To do: Of the entries below, copy only those lines that contain the word "subject".
________________________________________
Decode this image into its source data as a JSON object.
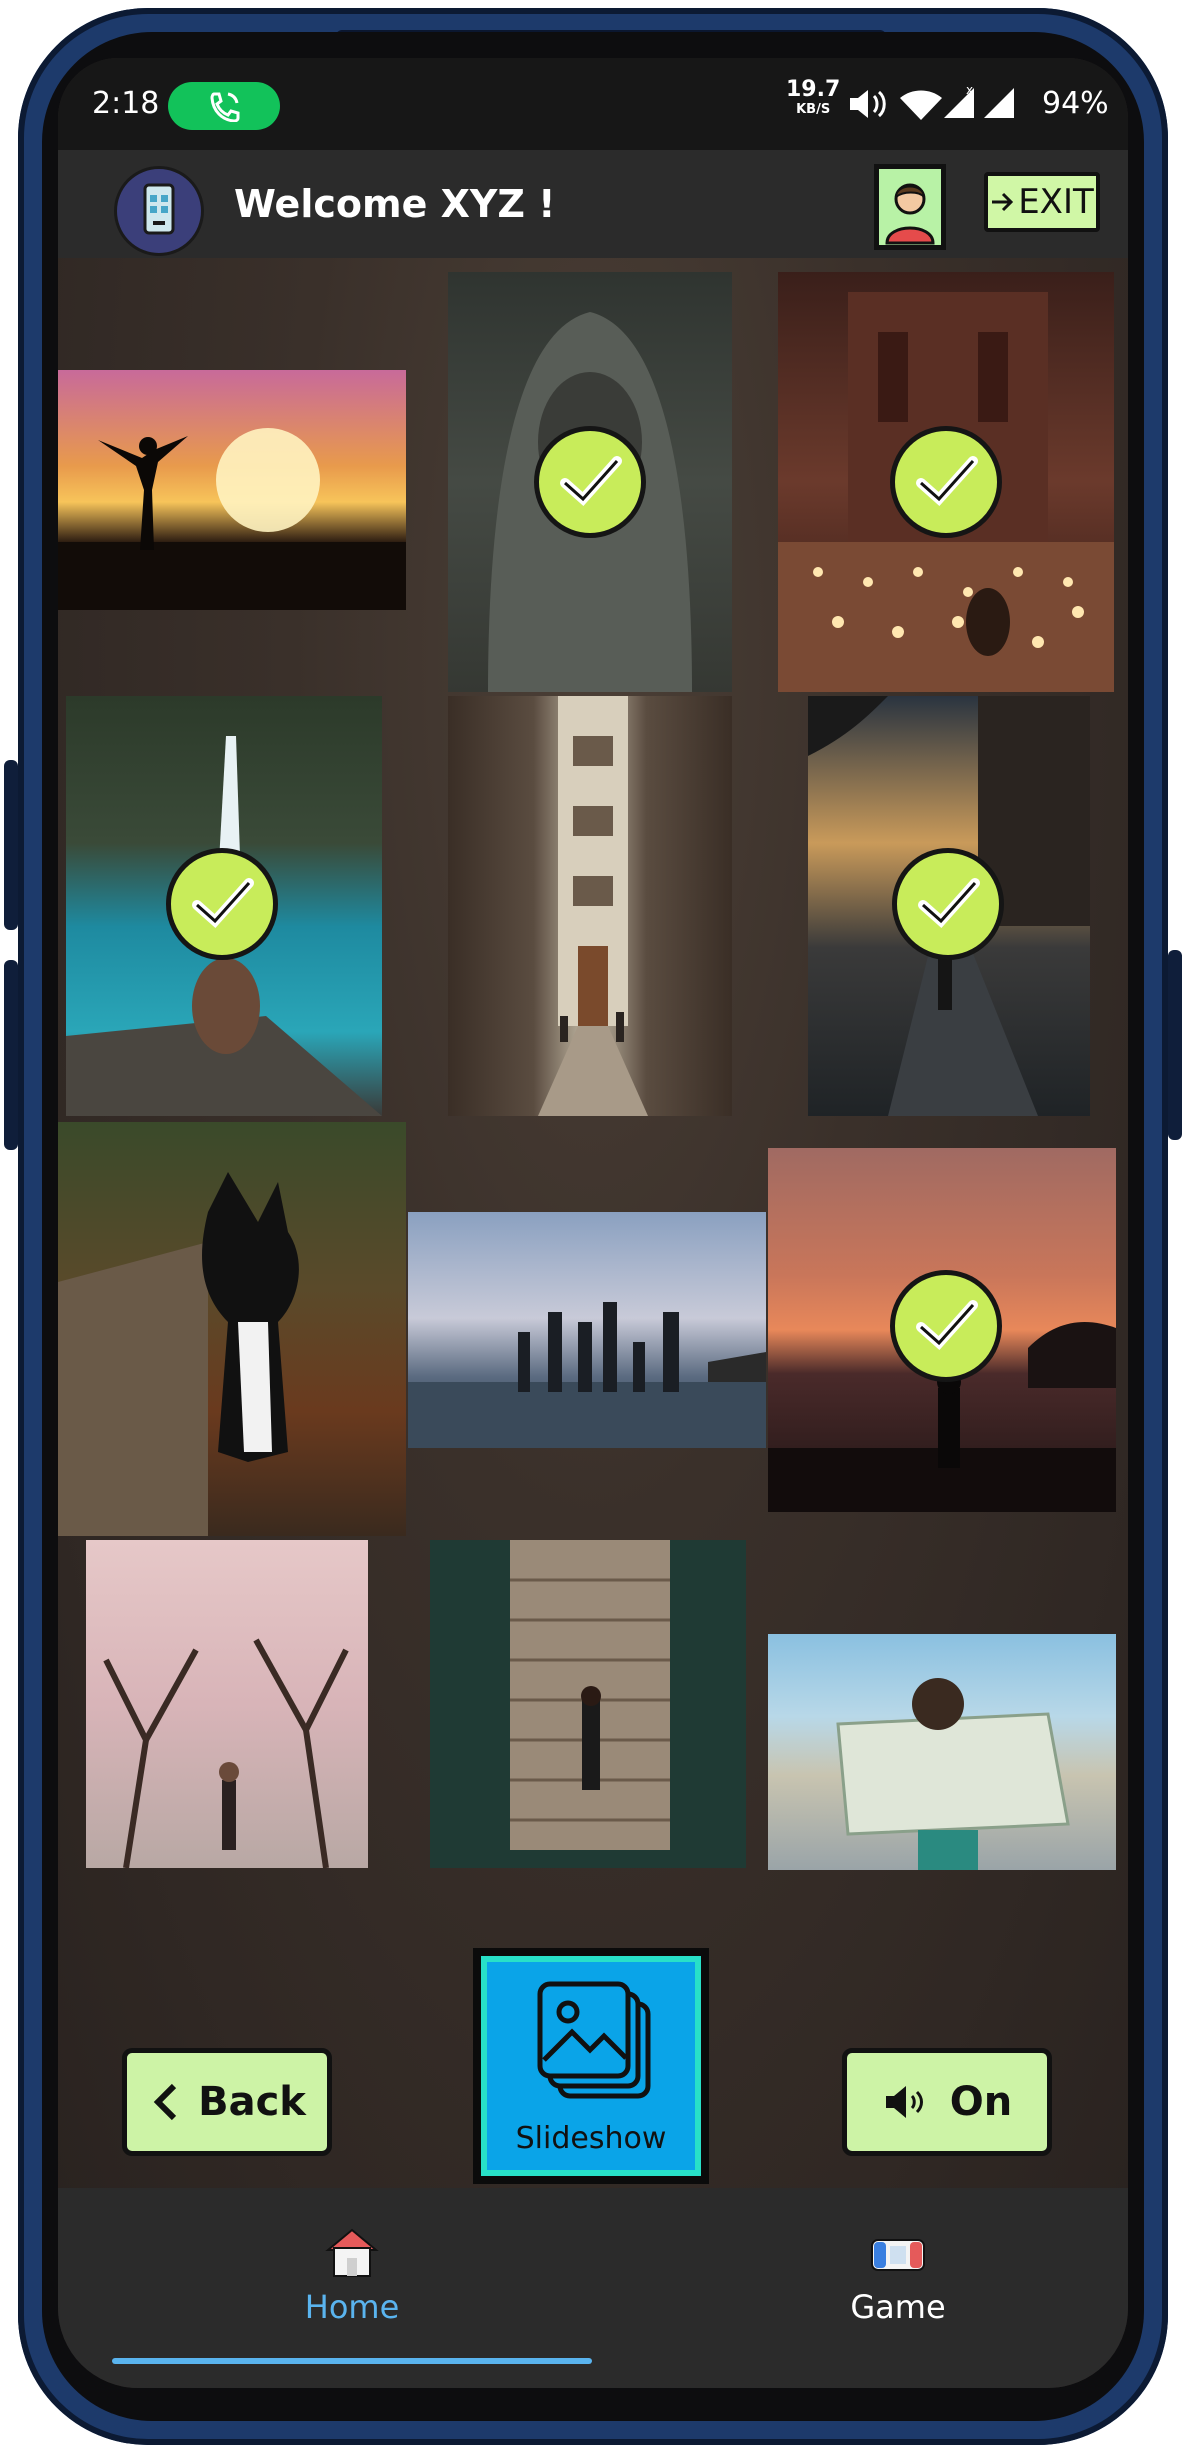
{
  "statusbar": {
    "time": "2:18",
    "net_speed_value": "19.7",
    "net_speed_unit": "KB/S",
    "battery": "94%"
  },
  "appbar": {
    "title": "Welcome XYZ !",
    "exit_label": "EXIT"
  },
  "gallery": {
    "photos": [
      {
        "subject": "sunset-silhouette",
        "selected": false
      },
      {
        "subject": "hooded-person",
        "selected": true
      },
      {
        "subject": "petra-candles",
        "selected": true
      },
      {
        "subject": "waterfall-sitter",
        "selected": true
      },
      {
        "subject": "alley-street",
        "selected": false
      },
      {
        "subject": "city-street-walker",
        "selected": true
      },
      {
        "subject": "dog-on-bench",
        "selected": false
      },
      {
        "subject": "beach-friends",
        "selected": false
      },
      {
        "subject": "sunset-beach-person",
        "selected": true
      },
      {
        "subject": "cherry-blossom-path",
        "selected": false
      },
      {
        "subject": "dock-lying-person",
        "selected": false
      },
      {
        "subject": "map-reader",
        "selected": false
      }
    ]
  },
  "controls": {
    "back_label": "Back",
    "sound_label": "On",
    "slideshow_label": "Slideshow"
  },
  "bottom_nav": {
    "items": [
      {
        "label": "Home",
        "icon": "home-icon",
        "active": true
      },
      {
        "label": "Game",
        "icon": "game-controller-icon",
        "active": false
      }
    ],
    "active_color": "#5ab4ef",
    "inactive_color": "#ffffff"
  },
  "colors": {
    "accent_green": "#c8ec5a",
    "button_green": "#cdf3a6",
    "slideshow_blue": "#0aa4e8",
    "call_green": "#12c25a"
  }
}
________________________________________
Exercise response:
        "subject": "sunset-silhouette",
        "subject": "hooded-person",
        "subject": "petra-candles",
        "subject": "waterfall-sitter",
        "subject": "alley-street",
        "subject": "city-street-walker",
        "subject": "dog-on-bench",
        "subject": "beach-friends",
        "subject": "sunset-beach-person",
        "subject": "cherry-blossom-path",
        "subject": "dock-lying-person",
        "subject": "map-reader",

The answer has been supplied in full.